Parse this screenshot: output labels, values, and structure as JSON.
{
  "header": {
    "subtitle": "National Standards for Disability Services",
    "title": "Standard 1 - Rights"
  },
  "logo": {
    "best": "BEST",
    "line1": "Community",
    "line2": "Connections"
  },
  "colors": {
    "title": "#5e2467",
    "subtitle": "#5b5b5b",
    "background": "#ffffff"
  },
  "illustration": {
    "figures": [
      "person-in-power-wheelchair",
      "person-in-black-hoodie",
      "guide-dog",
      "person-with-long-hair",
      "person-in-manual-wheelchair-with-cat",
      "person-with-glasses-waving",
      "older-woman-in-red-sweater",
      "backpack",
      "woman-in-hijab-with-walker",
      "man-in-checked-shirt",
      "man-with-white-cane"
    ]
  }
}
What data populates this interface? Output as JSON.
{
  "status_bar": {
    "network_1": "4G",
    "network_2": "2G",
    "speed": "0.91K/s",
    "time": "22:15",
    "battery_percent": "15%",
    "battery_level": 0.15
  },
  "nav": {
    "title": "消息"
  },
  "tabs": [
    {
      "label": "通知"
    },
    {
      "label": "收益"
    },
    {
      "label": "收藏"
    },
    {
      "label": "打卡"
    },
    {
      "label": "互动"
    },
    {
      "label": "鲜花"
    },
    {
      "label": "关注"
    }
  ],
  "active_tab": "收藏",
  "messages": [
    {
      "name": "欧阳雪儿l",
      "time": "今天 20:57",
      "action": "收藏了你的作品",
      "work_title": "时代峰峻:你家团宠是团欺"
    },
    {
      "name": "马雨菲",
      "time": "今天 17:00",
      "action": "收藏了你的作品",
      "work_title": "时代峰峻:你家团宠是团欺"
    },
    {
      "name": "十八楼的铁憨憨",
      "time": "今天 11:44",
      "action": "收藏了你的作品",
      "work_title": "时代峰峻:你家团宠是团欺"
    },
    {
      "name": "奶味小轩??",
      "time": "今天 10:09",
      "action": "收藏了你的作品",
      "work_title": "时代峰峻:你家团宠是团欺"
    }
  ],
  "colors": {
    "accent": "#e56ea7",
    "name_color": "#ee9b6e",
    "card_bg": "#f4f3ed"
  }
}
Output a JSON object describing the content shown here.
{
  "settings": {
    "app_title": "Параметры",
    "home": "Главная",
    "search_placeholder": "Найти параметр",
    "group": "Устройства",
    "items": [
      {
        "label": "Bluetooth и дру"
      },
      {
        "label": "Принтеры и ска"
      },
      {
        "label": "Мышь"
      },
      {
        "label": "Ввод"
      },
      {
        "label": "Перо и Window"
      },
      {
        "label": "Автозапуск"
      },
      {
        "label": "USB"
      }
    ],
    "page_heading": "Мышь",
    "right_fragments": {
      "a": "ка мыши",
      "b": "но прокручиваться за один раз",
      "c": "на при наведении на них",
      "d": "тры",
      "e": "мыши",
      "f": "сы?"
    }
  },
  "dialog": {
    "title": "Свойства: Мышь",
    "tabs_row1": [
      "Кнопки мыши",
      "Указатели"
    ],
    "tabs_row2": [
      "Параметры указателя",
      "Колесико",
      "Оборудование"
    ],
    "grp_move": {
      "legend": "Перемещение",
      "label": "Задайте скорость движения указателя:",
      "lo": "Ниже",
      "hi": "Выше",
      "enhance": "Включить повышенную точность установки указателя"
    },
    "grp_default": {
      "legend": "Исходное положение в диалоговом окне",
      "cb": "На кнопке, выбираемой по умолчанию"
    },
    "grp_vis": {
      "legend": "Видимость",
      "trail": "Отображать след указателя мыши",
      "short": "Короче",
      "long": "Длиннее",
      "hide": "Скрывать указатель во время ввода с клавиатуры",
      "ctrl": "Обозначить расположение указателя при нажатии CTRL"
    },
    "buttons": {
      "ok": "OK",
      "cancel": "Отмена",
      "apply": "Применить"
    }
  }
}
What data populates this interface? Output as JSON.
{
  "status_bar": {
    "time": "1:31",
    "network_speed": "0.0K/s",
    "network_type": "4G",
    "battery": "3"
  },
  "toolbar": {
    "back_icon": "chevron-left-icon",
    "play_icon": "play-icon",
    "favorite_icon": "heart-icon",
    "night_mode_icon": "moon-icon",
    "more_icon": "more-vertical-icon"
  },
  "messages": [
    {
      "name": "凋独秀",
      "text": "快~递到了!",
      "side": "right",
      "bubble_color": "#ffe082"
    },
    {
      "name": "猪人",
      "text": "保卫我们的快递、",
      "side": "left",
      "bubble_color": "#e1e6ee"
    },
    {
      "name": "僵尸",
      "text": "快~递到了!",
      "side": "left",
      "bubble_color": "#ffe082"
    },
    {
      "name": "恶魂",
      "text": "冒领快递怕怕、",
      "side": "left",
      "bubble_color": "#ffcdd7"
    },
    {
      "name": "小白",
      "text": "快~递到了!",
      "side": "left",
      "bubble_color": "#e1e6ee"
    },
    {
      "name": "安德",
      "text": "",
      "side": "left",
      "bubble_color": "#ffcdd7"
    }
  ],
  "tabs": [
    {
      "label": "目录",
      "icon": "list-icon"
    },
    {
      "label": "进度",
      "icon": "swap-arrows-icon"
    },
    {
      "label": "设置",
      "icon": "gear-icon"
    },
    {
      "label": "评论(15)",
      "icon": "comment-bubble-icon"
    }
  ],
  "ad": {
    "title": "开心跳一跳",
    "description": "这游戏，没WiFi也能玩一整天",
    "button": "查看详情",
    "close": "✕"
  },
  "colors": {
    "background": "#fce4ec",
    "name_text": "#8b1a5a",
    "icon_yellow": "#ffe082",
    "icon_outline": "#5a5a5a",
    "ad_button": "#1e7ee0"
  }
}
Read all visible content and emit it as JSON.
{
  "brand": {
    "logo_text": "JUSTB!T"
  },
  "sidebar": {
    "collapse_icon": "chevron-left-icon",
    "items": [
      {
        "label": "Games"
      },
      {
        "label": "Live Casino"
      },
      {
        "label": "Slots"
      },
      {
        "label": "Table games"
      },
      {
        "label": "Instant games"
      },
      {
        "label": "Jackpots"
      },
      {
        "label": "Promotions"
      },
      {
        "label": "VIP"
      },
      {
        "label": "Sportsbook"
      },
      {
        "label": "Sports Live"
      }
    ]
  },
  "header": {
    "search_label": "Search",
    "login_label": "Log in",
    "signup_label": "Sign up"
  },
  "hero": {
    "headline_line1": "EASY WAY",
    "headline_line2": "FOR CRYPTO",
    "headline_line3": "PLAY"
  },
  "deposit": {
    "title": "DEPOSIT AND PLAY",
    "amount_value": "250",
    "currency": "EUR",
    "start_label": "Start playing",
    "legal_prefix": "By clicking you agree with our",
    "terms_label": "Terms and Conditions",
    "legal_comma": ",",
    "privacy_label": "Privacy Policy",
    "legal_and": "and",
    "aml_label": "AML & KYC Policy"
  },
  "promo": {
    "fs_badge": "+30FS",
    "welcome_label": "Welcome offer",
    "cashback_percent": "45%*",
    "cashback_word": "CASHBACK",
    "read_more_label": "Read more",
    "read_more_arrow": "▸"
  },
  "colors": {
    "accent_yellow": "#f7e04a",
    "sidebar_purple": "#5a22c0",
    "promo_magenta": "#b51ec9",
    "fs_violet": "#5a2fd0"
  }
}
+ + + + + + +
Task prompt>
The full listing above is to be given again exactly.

Answer area>
Parse this screenshot: output labels, values, and structure as JSON.
{
  "header": {
    "subtitle": "National Standards for Disability Services",
    "title": "Standard 1 - Rights"
  },
  "logo": {
    "best": "BEST",
    "line1": "Community",
    "line2": "Connections"
  },
  "colors": {
    "title": "#5e2467",
    "subtitle": "#5b5b5b",
    "background": "#ffffff"
  },
  "illustration": {
    "figures": [
      "person-in-power-wheelchair",
      "person-in-black-hoodie",
      "guide-dog",
      "person-with-long-hair",
      "person-in-manual-wheelchair-with-cat",
      "person-with-glasses-waving",
      "older-woman-in-red-sweater",
      "backpack",
      "woman-in-hijab-with-walker",
      "man-in-checked-shirt",
      "man-with-white-cane"
    ]
  }
}
What data populates this interface? Output as JSON.
{
  "status_bar": {
    "network_1": "4G",
    "network_2": "2G",
    "speed": "0.91K/s",
    "time": "22:15",
    "battery_percent": "15%",
    "battery_level": 0.15
  },
  "nav": {
    "title": "消息"
  },
  "tabs": [
    {
      "label": "通知"
    },
    {
      "label": "收益"
    },
    {
      "label": "收藏"
    },
    {
      "label": "打卡"
    },
    {
      "label": "互动"
    },
    {
      "label": "鲜花"
    },
    {
      "label": "关注"
    }
  ],
  "active_tab": "收藏",
  "messages": [
    {
      "name": "欧阳雪儿l",
      "time": "今天 20:57",
      "action": "收藏了你的作品",
      "work_title": "时代峰峻:你家团宠是团欺"
    },
    {
      "name": "马雨菲",
      "time": "今天 17:00",
      "action": "收藏了你的作品",
      "work_title": "时代峰峻:你家团宠是团欺"
    },
    {
      "name": "十八楼的铁憨憨",
      "time": "今天 11:44",
      "action": "收藏了你的作品",
      "work_title": "时代峰峻:你家团宠是团欺"
    },
    {
      "name": "奶味小轩??",
      "time": "今天 10:09",
      "action": "收藏了你的作品",
      "work_title": "时代峰峻:你家团宠是团欺"
    }
  ],
  "colors": {
    "accent": "#e56ea7",
    "name_color": "#ee9b6e",
    "card_bg": "#f4f3ed"
  }
}
Output a JSON object describing the content shown here.
{
  "settings": {
    "app_title": "Параметры",
    "home": "Главная",
    "search_placeholder": "Найти параметр",
    "group": "Устройства",
    "items": [
      {
        "label": "Bluetooth и дру"
      },
      {
        "label": "Принтеры и ска"
      },
      {
        "label": "Мышь"
      },
      {
        "label": "Ввод"
      },
      {
        "label": "Перо и Window"
      },
      {
        "label": "Автозапуск"
      },
      {
        "label": "USB"
      }
    ],
    "page_heading": "Мышь",
    "right_fragments": {
      "a": "ка мыши",
      "b": "но прокручиваться за один раз",
      "c": "на при наведении на них",
      "d": "тры",
      "e": "мыши",
      "f": "сы?"
    }
  },
  "dialog": {
    "title": "Свойства: Мышь",
    "tabs_row1": [
      "Кнопки мыши",
      "Указатели"
    ],
    "tabs_row2": [
      "Параметры указателя",
      "Колесико",
      "Оборудование"
    ],
    "grp_move": {
      "legend": "Перемещение",
      "label": "Задайте скорость движения указателя:",
      "lo": "Ниже",
      "hi": "Выше",
      "enhance": "Включить повышенную точность установки указателя"
    },
    "grp_default": {
      "legend": "Исходное положение в диалоговом окне",
      "cb": "На кнопке, выбираемой по умолчанию"
    },
    "grp_vis": {
      "legend": "Видимость",
      "trail": "Отображать след указателя мыши",
      "short": "Короче",
      "long": "Длиннее",
      "hide": "Скрывать указатель во время ввода с клавиатуры",
      "ctrl": "Обозначить расположение указателя при нажатии CTRL"
    },
    "buttons": {
      "ok": "OK",
      "cancel": "Отмена",
      "apply": "Применить"
    }
  }
}
What data populates this interface? Output as JSON.
{
  "status_bar": {
    "time": "1:31",
    "network_speed": "0.0K/s",
    "network_type": "4G",
    "battery": "3"
  },
  "toolbar": {
    "back_icon": "chevron-left-icon",
    "play_icon": "play-icon",
    "favorite_icon": "heart-icon",
    "night_mode_icon": "moon-icon",
    "more_icon": "more-vertical-icon"
  },
  "messages": [
    {
      "name": "凋独秀",
      "text": "快~递到了!",
      "side": "right",
      "bubble_color": "#ffe082"
    },
    {
      "name": "猪人",
      "text": "保卫我们的快递、",
      "side": "left",
      "bubble_color": "#e1e6ee"
    },
    {
      "name": "僵尸",
      "text": "快~递到了!",
      "side": "left",
      "bubble_color": "#ffe082"
    },
    {
      "name": "恶魂",
      "text": "冒领快递怕怕、",
      "side": "left",
      "bubble_color": "#ffcdd7"
    },
    {
      "name": "小白",
      "text": "快~递到了!",
      "side": "left",
      "bubble_color": "#e1e6ee"
    },
    {
      "name": "安德",
      "text": "",
      "side": "left",
      "bubble_color": "#ffcdd7"
    }
  ],
  "tabs": [
    {
      "label": "目录",
      "icon": "list-icon"
    },
    {
      "label": "进度",
      "icon": "swap-arrows-icon"
    },
    {
      "label": "设置",
      "icon": "gear-icon"
    },
    {
      "label": "评论(15)",
      "icon": "comment-bubble-icon"
    }
  ],
  "ad": {
    "title": "开心跳一跳",
    "description": "这游戏，没WiFi也能玩一整天",
    "button": "查看详情",
    "close": "✕"
  },
  "colors": {
    "background": "#fce4ec",
    "name_text": "#8b1a5a",
    "icon_yellow": "#ffe082",
    "icon_outline": "#5a5a5a",
    "ad_button": "#1e7ee0"
  }
}
Read all visible content and emit it as JSON.
{
  "brand": {
    "logo_text": "JUSTB!T"
  },
  "sidebar": {
    "collapse_icon": "chevron-left-icon",
    "items": [
      {
        "label": "Games"
      },
      {
        "label": "Live Casino"
      },
      {
        "label": "Slots"
      },
      {
        "label": "Table games"
      },
      {
        "label": "Instant games"
      },
      {
        "label": "Jackpots"
      },
      {
        "label": "Promotions"
      },
      {
        "label": "VIP"
      },
      {
        "label": "Sportsbook"
      },
      {
        "label": "Sports Live"
      }
    ]
  },
  "header": {
    "search_label": "Search",
    "login_label": "Log in",
    "signup_label": "Sign up"
  },
  "hero": {
    "headline_line1": "EASY WAY",
    "headline_line2": "FOR CRYPTO",
    "headline_line3": "PLAY"
  },
  "deposit": {
    "title": "DEPOSIT AND PLAY",
    "amount_value": "250",
    "currency": "EUR",
    "start_label": "Start playing",
    "legal_prefix": "By clicking you agree with our",
    "terms_label": "Terms and Conditions",
    "legal_comma": ",",
    "privacy_label": "Privacy Policy",
    "legal_and": "and",
    "aml_label": "AML & KYC Policy"
  },
  "promo": {
    "fs_badge": "+30FS",
    "welcome_label": "Welcome offer",
    "cashback_percent": "45%*",
    "cashback_word": "CASHBACK",
    "read_more_label": "Read more",
    "read_more_arrow": "▸"
  },
  "colors": {
    "accent_yellow": "#f7e04a",
    "sidebar_purple": "#5a22c0",
    "promo_magenta": "#b51ec9",
    "fs_violet": "#5a2fd0"
  }
}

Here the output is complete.